## TASK INSTRUCTIONS
Everything in the listing below should be repeated verbatim, apart from the pictures.

## DATA
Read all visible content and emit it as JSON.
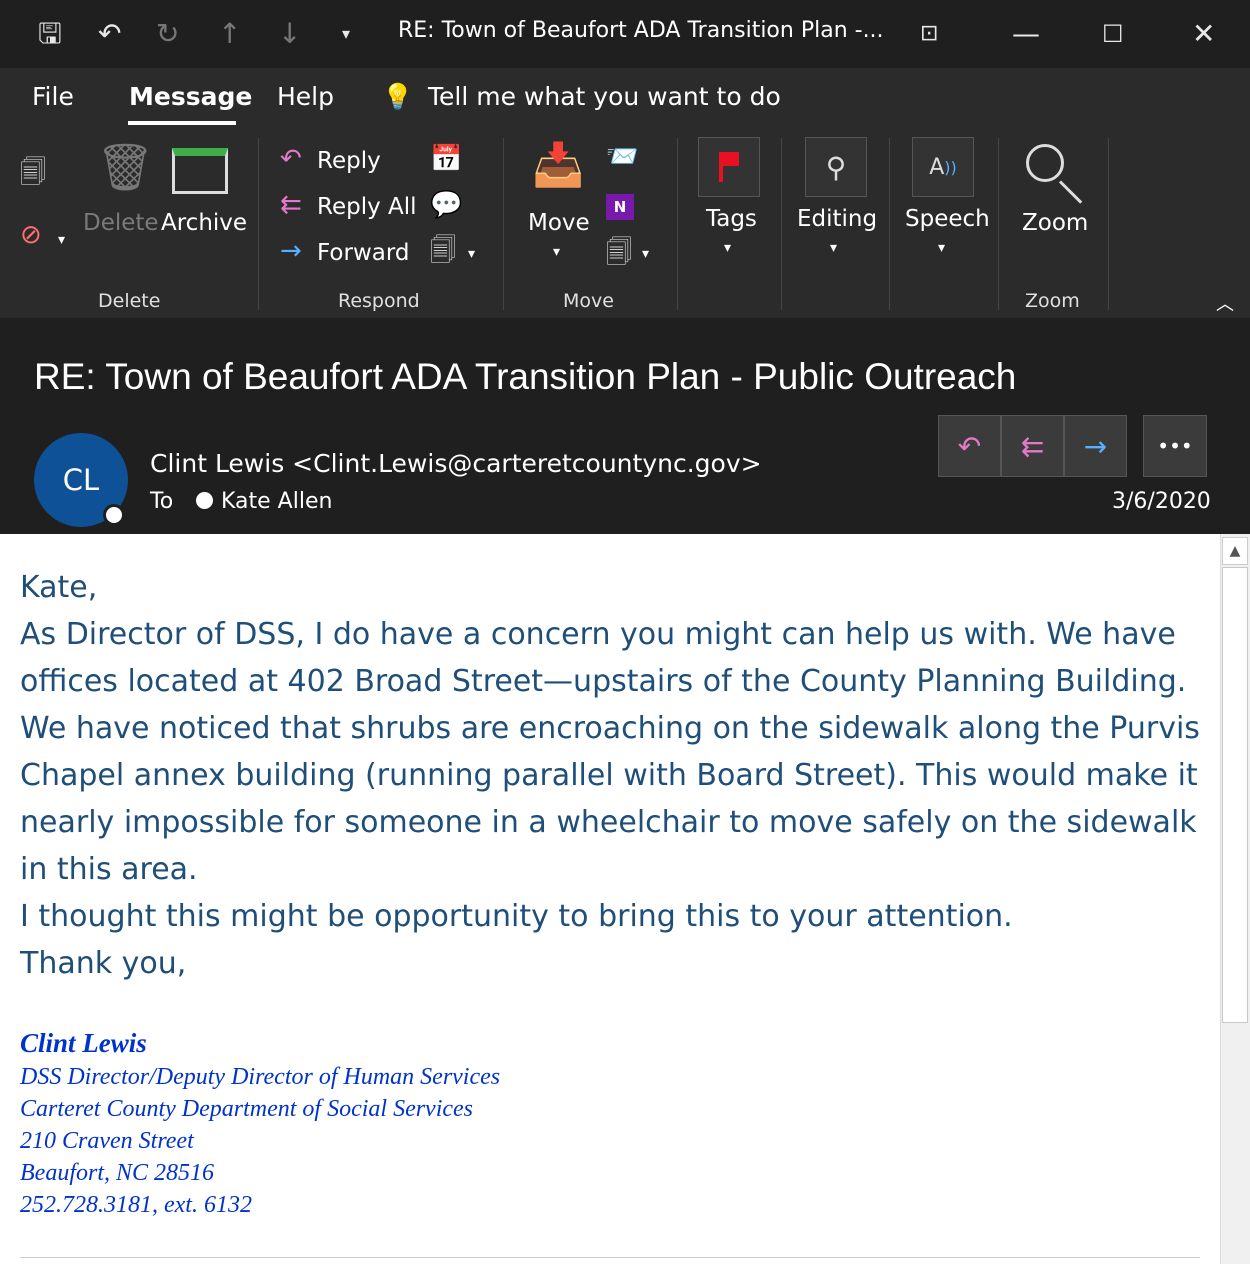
{
  "titlebar": {
    "title": "RE: Town of Beaufort ADA Transition Plan -...",
    "icons": [
      "save-icon",
      "undo-icon",
      "redo-icon",
      "up-arrow-icon",
      "down-arrow-icon",
      "customize-icon",
      "restore-ribbon-icon",
      "minimize-icon",
      "maximize-icon",
      "close-icon"
    ]
  },
  "menu": {
    "file": "File",
    "message": "Message",
    "help": "Help",
    "tellme": "Tell me what you want to do"
  },
  "ribbon": {
    "delete_group": {
      "label": "Delete",
      "delete": "Delete",
      "archive": "Archive"
    },
    "respond_group": {
      "label": "Respond",
      "reply": "Reply",
      "reply_all": "Reply All",
      "forward": "Forward"
    },
    "move_group": {
      "label": "Move",
      "move": "Move"
    },
    "tags": "Tags",
    "editing": "Editing",
    "speech": "Speech",
    "zoom_group": {
      "label": "Zoom",
      "zoom": "Zoom"
    },
    "colors": {
      "flag": "#e81123",
      "onenote": "#7719aa",
      "accent_pink": "#e27ac8",
      "accent_blue": "#58b0ff"
    }
  },
  "message": {
    "subject": "RE: Town of Beaufort ADA Transition Plan - Public Outreach",
    "avatar_initials": "CL",
    "avatar_color": "#0f5196",
    "sender": "Clint Lewis <Clint.Lewis@carteretcountync.gov>",
    "to_label": "To",
    "recipient": "Kate Allen",
    "date": "3/6/2020",
    "more": "•••"
  },
  "body": {
    "lines": [
      "Kate,",
      "As Director of DSS, I do have a concern you might can help us with. We have",
      "offices located at 402 Broad Street—upstairs of the County Planning Building.",
      "We have noticed that shrubs are encroaching on the sidewalk along the Purvis",
      "Chapel annex building (running parallel with Board Street). This would make it",
      "nearly impossible for someone in a wheelchair to move safely on the sidewalk",
      "in this area.",
      "I thought this might be opportunity to bring this to your attention.",
      "Thank you,"
    ],
    "text_color": "#1f4e79"
  },
  "signature": {
    "name": "Clint Lewis",
    "title": "DSS Director/Deputy Director of Human Services",
    "org": "Carteret County Department of Social Services",
    "street": "210 Craven Street",
    "city": "Beaufort, NC 28516",
    "phone": "252.728.3181, ext. 6132",
    "color": "#0033cc"
  }
}
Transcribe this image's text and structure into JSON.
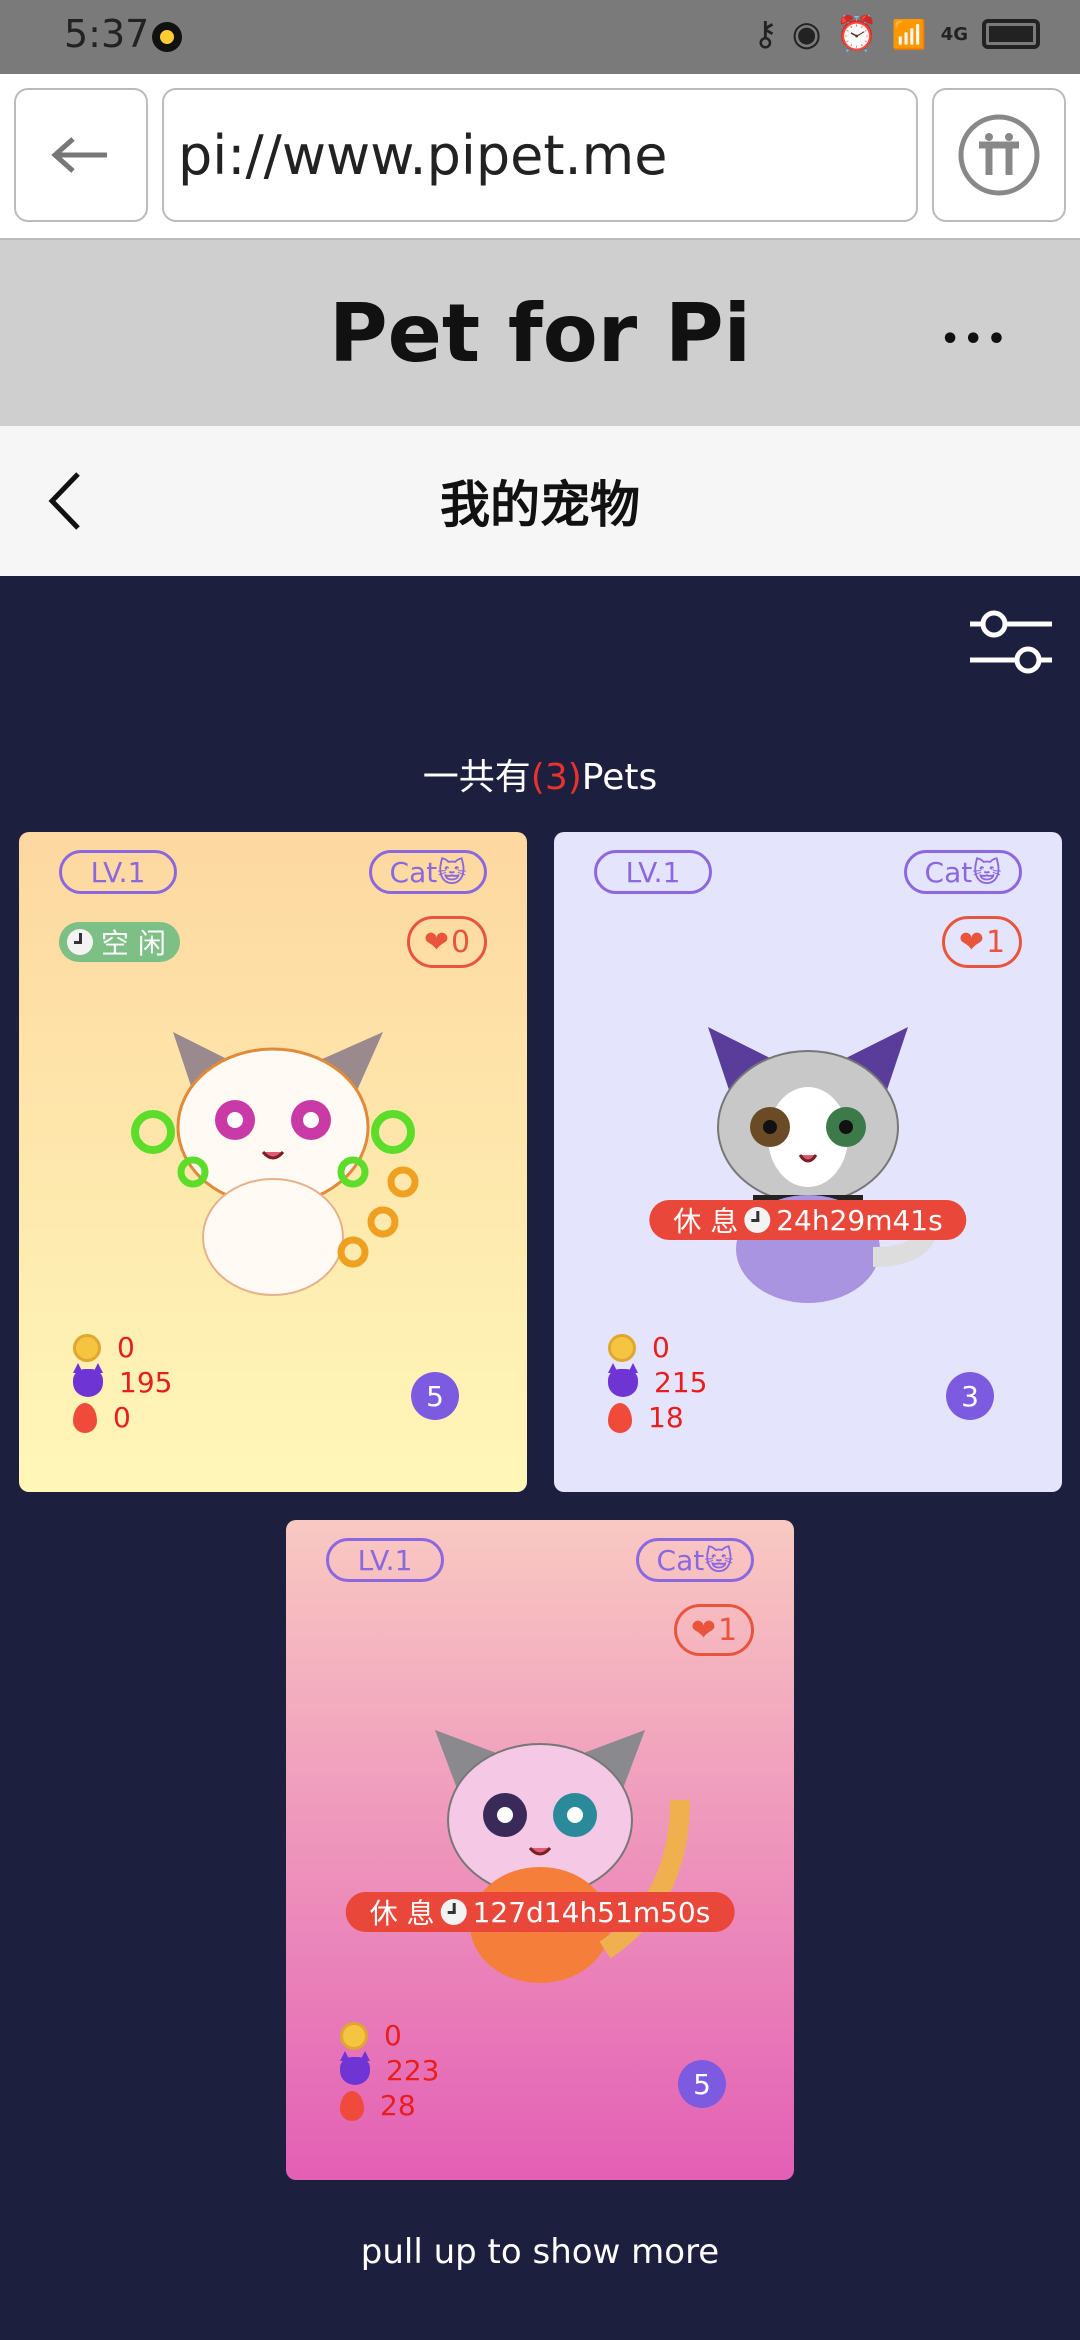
{
  "status_bar": {
    "time": "5:37",
    "network": "4G"
  },
  "browser": {
    "url": "pi://www.pipet.me"
  },
  "app": {
    "title": "Pet for Pi",
    "more": "•••"
  },
  "page": {
    "title": "我的宠物"
  },
  "summary": {
    "prefix": "一共有",
    "count": "(3)",
    "suffix": "Pets"
  },
  "pets": [
    {
      "level": "LV.1",
      "type": "Cat😺",
      "likes": "0",
      "status": "空 闲",
      "rest_text": "",
      "coins": "0",
      "power": "195",
      "energy": "0",
      "badge": "5"
    },
    {
      "level": "LV.1",
      "type": "Cat😺",
      "likes": "1",
      "status": "",
      "rest_text": "休 息",
      "rest_time": "24h29m41s",
      "coins": "0",
      "power": "215",
      "energy": "18",
      "badge": "3"
    },
    {
      "level": "LV.1",
      "type": "Cat😺",
      "likes": "1",
      "status": "",
      "rest_text": "休 息",
      "rest_time": "127d14h51m50s",
      "coins": "0",
      "power": "223",
      "energy": "28",
      "badge": "5"
    }
  ],
  "footer": {
    "pull_more": "pull up to show more"
  }
}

## RESPONSE BELOW
Read all visible content and emit it as JSON.
{
  "titlebar": {
    "title": "RE: Town of Beaufort ADA Transition Plan -...",
    "icons": [
      "save-icon",
      "undo-icon",
      "redo-icon",
      "up-arrow-icon",
      "down-arrow-icon",
      "customize-icon",
      "restore-ribbon-icon",
      "minimize-icon",
      "maximize-icon",
      "close-icon"
    ]
  },
  "menu": {
    "file": "File",
    "message": "Message",
    "help": "Help",
    "tellme": "Tell me what you want to do"
  },
  "ribbon": {
    "delete_group": {
      "label": "Delete",
      "delete": "Delete",
      "archive": "Archive"
    },
    "respond_group": {
      "label": "Respond",
      "reply": "Reply",
      "reply_all": "Reply All",
      "forward": "Forward"
    },
    "move_group": {
      "label": "Move",
      "move": "Move"
    },
    "tags": "Tags",
    "editing": "Editing",
    "speech": "Speech",
    "zoom_group": {
      "label": "Zoom",
      "zoom": "Zoom"
    },
    "colors": {
      "flag": "#e81123",
      "onenote": "#7719aa",
      "accent_pink": "#e27ac8",
      "accent_blue": "#58b0ff"
    }
  },
  "message": {
    "subject": "RE: Town of Beaufort ADA Transition Plan - Public Outreach",
    "avatar_initials": "CL",
    "avatar_color": "#0f5196",
    "sender": "Clint Lewis <Clint.Lewis@carteretcountync.gov>",
    "to_label": "To",
    "recipient": "Kate Allen",
    "date": "3/6/2020",
    "more": "•••"
  },
  "body": {
    "lines": [
      "Kate,",
      "As Director of DSS, I do have a concern you might can help us with. We have",
      "offices located at 402 Broad Street—upstairs of the County Planning Building.",
      "We have noticed that shrubs are encroaching on the sidewalk along the Purvis",
      "Chapel annex building (running parallel with Board Street). This would make it",
      "nearly impossible for someone in a wheelchair to move safely on the sidewalk",
      "in this area.",
      "I thought this might be opportunity to bring this to your attention.",
      "Thank you,"
    ],
    "text_color": "#1f4e79"
  },
  "signature": {
    "name": "Clint Lewis",
    "title": "DSS Director/Deputy Director of Human Services",
    "org": "Carteret County Department of Social Services",
    "street": "210 Craven Street",
    "city": "Beaufort, NC 28516",
    "phone": "252.728.3181, ext. 6132",
    "color": "#0033cc"
  }
}
Transcribe this image's text and structure into JSON.
{
  "status_bar": {
    "time": "5:37",
    "network": "4G"
  },
  "browser": {
    "url": "pi://www.pipet.me"
  },
  "app": {
    "title": "Pet for Pi",
    "more": "•••"
  },
  "page": {
    "title": "我的宠物"
  },
  "summary": {
    "prefix": "一共有",
    "count": "(3)",
    "suffix": "Pets"
  },
  "pets": [
    {
      "level": "LV.1",
      "type": "Cat😺",
      "likes": "0",
      "status": "空 闲",
      "rest_text": "",
      "coins": "0",
      "power": "195",
      "energy": "0",
      "badge": "5"
    },
    {
      "level": "LV.1",
      "type": "Cat😺",
      "likes": "1",
      "status": "",
      "rest_text": "休 息",
      "rest_time": "24h29m41s",
      "coins": "0",
      "power": "215",
      "energy": "18",
      "badge": "3"
    },
    {
      "level": "LV.1",
      "type": "Cat😺",
      "likes": "1",
      "status": "",
      "rest_text": "休 息",
      "rest_time": "127d14h51m50s",
      "coins": "0",
      "power": "223",
      "energy": "28",
      "badge": "5"
    }
  ],
  "footer": {
    "pull_more": "pull up to show more"
  }
}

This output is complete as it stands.